● YOUR GOAL
Scan the entries below for the word "name". Copy out every line in which it occurs.

----------

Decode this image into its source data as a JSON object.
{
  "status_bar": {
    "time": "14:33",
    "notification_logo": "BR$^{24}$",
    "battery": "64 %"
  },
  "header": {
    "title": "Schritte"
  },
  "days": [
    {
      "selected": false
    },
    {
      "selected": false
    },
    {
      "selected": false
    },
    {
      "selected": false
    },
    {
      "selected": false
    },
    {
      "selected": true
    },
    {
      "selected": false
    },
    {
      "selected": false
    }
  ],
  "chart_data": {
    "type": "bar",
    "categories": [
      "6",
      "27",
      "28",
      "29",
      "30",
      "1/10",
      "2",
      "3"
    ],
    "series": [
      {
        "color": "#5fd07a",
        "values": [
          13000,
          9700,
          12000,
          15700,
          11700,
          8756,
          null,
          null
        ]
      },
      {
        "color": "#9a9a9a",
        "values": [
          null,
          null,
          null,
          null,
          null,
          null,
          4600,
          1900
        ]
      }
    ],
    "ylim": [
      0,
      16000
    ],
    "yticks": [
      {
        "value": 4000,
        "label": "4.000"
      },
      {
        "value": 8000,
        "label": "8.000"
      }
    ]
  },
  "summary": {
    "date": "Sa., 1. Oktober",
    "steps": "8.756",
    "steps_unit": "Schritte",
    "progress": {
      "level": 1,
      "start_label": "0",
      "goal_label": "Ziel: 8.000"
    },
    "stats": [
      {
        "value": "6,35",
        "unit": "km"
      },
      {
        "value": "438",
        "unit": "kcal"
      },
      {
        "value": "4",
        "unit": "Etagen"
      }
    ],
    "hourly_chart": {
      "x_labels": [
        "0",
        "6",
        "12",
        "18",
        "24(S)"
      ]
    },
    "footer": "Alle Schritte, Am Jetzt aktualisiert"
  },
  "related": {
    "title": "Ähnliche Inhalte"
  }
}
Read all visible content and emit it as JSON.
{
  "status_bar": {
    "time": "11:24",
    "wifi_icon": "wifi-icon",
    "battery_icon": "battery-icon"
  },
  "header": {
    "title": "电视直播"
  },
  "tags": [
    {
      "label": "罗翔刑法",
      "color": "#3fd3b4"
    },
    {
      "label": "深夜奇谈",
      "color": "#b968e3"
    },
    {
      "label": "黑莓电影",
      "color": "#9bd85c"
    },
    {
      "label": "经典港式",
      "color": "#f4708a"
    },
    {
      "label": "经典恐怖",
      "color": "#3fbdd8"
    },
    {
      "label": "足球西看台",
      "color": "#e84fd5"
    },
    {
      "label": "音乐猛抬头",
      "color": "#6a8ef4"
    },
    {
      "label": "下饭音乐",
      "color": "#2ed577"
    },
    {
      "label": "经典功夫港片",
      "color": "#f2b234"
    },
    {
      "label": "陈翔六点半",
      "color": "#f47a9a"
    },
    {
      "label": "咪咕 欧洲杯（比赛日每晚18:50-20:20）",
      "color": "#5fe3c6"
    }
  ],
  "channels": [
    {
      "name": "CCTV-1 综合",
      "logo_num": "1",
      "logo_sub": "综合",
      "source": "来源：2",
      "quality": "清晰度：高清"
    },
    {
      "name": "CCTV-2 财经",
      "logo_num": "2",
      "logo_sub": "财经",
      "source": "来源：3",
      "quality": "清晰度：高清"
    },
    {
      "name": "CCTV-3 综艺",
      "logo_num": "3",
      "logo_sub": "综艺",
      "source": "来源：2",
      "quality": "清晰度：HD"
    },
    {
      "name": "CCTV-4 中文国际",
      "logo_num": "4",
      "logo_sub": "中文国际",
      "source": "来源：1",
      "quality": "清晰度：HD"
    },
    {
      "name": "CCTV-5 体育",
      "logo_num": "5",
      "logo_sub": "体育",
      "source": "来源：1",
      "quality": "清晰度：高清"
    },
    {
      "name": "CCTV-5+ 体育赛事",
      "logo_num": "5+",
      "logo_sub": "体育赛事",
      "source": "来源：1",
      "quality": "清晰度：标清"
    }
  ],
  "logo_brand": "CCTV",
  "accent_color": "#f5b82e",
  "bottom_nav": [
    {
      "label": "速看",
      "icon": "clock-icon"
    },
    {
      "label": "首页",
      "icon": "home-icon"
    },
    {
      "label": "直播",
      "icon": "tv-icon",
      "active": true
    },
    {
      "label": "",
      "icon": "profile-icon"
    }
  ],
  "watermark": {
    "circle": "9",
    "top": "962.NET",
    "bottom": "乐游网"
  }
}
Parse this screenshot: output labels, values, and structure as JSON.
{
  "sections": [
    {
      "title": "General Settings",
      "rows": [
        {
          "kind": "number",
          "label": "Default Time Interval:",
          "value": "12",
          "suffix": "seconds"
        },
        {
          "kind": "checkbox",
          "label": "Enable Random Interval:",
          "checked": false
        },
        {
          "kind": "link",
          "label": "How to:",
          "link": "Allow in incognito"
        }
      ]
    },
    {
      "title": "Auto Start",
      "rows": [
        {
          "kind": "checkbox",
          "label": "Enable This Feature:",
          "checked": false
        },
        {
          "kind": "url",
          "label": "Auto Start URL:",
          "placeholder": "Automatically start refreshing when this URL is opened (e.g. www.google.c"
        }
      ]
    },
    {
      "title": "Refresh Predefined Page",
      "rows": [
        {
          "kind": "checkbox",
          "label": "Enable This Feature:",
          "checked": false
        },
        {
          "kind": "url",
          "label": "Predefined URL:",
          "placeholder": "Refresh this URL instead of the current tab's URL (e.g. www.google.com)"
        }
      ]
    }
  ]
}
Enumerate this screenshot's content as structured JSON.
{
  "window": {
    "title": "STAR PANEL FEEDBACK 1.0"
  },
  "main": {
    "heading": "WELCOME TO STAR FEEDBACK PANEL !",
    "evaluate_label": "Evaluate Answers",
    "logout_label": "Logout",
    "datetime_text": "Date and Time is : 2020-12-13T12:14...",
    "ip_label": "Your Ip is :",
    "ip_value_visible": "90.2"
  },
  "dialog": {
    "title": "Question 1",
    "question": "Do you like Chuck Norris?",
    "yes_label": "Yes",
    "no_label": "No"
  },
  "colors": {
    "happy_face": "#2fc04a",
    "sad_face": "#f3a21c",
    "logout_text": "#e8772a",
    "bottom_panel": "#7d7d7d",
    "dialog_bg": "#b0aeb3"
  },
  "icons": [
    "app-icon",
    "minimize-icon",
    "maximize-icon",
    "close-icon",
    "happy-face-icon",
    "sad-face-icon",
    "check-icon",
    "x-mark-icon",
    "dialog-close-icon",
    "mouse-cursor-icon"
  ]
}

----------

● RESPONSE
      "name": "CCTV-1 综合",
      "name": "CCTV-2 财经",
      "name": "CCTV-3 综艺",
      "name": "CCTV-4 中文国际",
      "name": "CCTV-5 体育",
      "name": "CCTV-5+ 体育赛事",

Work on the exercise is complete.